These characters are, often enough, extremists, their character traits exaggerated for effect; whether Zweig needed this effect to invigorate his imagination or he purposefully used it to attract readers I don't know. (He was commercially very successful.) The young man in Verwirrung der Gefühle(**) who, afforded his first freedom when he went to Berlin to study at university, went from a total submersion in drink and sex to an equally total dedication to a charismatic professor and his studies; the professor who vacillated between a nearly impossible inspirational magnetism and a cold, gray lifelessness; the totally obsessed collector of art prints in Die unsichtbare Sammlung;(***) the totally monomaniacal fount of all antiquarian publication knowledge in Buchmendel;(****)  the totally monomaniacal chessmaster in Schachnovelle.(5*) You see the emerging pattern.(6*)


Such extremists exist, of course, but, fortunately, they can be seen also as heightened versions of much more common types of person - the young man trying to find himself; the tired and disillusioned professor warming himself on the admiring radiations of his students; the collector; the specialist; the powerfully gifted in one particular aspect alone... 


Although I had to whisper to myself occasionally that the idealized extremes were just artistic gestures, there were many more moments when I exclaimed while reading these stories "That is it exactly!" or "God, do I remember that!" or "Bullseye!" 


Though exaggerated, how truthful the inexperienced, insecure, hero worshipping student was; how convincing and poignant the necessarily deeply closeted homosexual professor, whose life had been so profoundly deformed by his malinformed and despising environment; how precise the insight into the self-made nature of our interests, obsessions and illusions in the collector and antiquarian and chessmaster.
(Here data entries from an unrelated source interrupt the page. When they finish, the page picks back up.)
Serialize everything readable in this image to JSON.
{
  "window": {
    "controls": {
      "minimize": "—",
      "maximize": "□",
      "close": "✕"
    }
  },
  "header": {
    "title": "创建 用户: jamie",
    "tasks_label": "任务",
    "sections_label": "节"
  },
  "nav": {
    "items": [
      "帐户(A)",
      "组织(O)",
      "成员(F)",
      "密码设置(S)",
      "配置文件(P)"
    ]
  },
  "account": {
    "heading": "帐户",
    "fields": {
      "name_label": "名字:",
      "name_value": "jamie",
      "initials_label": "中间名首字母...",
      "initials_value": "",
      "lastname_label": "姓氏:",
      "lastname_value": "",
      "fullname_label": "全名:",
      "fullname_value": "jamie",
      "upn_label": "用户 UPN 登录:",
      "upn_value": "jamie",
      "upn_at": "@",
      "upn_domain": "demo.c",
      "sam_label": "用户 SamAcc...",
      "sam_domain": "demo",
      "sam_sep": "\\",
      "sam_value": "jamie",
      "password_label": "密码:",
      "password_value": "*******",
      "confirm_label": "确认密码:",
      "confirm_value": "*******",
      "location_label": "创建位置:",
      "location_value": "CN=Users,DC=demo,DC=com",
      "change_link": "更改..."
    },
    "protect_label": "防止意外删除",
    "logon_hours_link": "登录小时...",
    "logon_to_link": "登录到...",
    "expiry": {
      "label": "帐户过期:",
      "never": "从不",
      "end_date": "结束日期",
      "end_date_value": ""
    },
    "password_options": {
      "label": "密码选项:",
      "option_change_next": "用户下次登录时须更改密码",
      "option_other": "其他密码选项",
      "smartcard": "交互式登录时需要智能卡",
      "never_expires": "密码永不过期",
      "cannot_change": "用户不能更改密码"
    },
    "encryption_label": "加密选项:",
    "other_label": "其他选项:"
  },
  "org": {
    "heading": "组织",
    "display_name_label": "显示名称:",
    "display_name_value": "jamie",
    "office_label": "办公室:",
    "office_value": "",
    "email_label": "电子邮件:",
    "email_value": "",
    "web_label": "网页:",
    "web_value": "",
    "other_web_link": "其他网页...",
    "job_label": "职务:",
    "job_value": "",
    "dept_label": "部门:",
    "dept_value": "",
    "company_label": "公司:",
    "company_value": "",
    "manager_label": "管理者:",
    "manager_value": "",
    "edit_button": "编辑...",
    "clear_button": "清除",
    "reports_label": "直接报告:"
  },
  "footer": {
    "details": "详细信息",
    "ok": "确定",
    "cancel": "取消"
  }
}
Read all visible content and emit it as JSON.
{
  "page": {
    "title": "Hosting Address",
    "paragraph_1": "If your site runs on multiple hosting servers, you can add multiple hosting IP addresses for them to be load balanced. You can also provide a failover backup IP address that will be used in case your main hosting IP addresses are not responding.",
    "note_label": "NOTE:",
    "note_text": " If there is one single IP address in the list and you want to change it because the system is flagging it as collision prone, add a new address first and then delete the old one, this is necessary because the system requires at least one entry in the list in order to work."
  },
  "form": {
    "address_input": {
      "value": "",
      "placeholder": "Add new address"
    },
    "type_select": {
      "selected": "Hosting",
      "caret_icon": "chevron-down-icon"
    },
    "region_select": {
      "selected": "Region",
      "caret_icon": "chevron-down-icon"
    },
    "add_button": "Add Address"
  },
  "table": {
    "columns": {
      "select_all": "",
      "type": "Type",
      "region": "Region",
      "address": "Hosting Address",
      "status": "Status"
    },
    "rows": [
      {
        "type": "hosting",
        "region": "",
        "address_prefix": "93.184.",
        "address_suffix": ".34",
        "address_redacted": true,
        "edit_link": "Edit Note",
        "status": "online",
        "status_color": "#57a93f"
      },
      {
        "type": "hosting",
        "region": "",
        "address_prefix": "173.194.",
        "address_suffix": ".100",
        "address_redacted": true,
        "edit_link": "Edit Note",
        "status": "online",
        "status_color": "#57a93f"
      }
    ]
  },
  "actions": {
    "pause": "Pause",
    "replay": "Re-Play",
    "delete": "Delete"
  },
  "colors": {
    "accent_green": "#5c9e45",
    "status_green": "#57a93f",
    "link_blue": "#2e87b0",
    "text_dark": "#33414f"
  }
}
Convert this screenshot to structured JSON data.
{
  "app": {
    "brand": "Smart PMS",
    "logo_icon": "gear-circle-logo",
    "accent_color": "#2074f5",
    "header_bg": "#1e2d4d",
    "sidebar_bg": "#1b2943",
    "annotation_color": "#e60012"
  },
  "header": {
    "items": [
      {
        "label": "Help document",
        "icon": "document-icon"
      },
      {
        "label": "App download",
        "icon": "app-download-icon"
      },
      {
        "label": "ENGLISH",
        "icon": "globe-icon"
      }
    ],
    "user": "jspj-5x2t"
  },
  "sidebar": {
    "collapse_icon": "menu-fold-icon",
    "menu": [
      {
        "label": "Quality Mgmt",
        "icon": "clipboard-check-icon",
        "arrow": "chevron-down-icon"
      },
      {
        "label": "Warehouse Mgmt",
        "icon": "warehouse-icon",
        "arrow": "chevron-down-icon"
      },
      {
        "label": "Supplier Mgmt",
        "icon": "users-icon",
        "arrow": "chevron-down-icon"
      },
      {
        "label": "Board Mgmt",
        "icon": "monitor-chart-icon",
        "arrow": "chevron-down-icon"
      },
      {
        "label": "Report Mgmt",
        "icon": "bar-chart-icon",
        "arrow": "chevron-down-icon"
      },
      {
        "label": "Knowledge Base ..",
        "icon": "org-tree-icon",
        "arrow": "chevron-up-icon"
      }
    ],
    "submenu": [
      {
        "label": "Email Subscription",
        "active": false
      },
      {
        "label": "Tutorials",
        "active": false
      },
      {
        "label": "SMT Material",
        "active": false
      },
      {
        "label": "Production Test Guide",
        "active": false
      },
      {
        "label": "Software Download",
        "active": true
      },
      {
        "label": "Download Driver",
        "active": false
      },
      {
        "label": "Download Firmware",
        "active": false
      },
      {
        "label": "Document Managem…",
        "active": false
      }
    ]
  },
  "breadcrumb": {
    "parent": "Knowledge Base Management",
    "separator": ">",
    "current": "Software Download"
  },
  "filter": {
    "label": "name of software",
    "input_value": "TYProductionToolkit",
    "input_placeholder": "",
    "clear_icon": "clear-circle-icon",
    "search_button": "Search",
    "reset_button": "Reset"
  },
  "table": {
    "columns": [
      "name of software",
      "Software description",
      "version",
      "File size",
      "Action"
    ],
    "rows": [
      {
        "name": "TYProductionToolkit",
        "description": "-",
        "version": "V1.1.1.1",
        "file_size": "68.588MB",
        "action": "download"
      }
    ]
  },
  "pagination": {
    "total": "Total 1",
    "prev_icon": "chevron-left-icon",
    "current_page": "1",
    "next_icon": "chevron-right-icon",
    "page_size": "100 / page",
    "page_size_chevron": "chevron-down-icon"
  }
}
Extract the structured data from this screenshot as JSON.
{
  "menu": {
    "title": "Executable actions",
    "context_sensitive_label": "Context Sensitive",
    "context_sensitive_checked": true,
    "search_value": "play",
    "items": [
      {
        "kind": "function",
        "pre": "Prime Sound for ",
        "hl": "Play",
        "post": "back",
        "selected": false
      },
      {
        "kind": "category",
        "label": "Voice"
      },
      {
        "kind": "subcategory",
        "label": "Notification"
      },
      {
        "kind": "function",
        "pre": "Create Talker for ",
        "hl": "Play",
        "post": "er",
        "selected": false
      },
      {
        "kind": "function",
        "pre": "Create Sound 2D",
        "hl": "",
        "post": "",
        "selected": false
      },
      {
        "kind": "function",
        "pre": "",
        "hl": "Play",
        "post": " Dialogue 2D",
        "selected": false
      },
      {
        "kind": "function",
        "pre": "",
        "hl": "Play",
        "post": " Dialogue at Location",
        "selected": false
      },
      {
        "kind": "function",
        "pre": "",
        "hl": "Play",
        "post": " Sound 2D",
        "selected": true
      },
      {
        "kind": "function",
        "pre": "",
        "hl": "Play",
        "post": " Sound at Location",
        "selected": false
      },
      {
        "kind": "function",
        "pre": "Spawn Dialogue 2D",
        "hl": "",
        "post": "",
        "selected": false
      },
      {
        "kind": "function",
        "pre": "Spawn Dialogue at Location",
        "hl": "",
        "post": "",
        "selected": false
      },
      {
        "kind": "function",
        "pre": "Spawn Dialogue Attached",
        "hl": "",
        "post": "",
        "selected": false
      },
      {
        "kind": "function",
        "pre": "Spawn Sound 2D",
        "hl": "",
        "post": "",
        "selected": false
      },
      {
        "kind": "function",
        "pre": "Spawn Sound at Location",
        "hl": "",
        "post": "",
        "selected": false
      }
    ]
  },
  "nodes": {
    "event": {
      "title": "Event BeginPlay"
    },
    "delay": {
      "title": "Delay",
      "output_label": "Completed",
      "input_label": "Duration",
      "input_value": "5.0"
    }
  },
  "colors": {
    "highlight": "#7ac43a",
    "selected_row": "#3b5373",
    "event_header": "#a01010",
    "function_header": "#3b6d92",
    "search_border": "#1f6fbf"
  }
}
There is yet more to be found in Zweig's works, like the consequences for ordinary people of the German hyperinflation in the 1920's in Die unsichtbare Sammlung and those for alien citizens of enemy states during World War I in Buchmendel, but, for a change, I'll keep this review (relatively) short. Just pick up, particularly, Schachnovelle or Verwirrung der Gefühle and watch a master of empathy at work.


(*) With the exception of Ungeduld des Herzens, Zweig published no novels during his lifetime.


(**) Translated with the title Confusion.


(***) The Invisible Collection


(****)  Buchmendel


(5*) Chess Story


(6*) Of course, this is a pattern with exceptions. For example, in the third story in this collection, Unvermutete Bekanntschaft mit einem Handwerk, the reader remains in the author's mind as he watches the crowds in the streets of Paris, slowly recognizes a pickpocket at work, then excitedly follows him around the city. This rings so true, at least until I sense his knack for heightening exert itself, that I have to believe that the story is based upon a real incident. Here one observes Zweig's empathic process at work as he increasingly identifies with the pickpocket to the point that he sets up analogues between the Handwerk of a pickpocket and that of a writer, and, when the inevitable occurs, is more concerned with the nabbed in flagranti pickpocket than with his own wallet.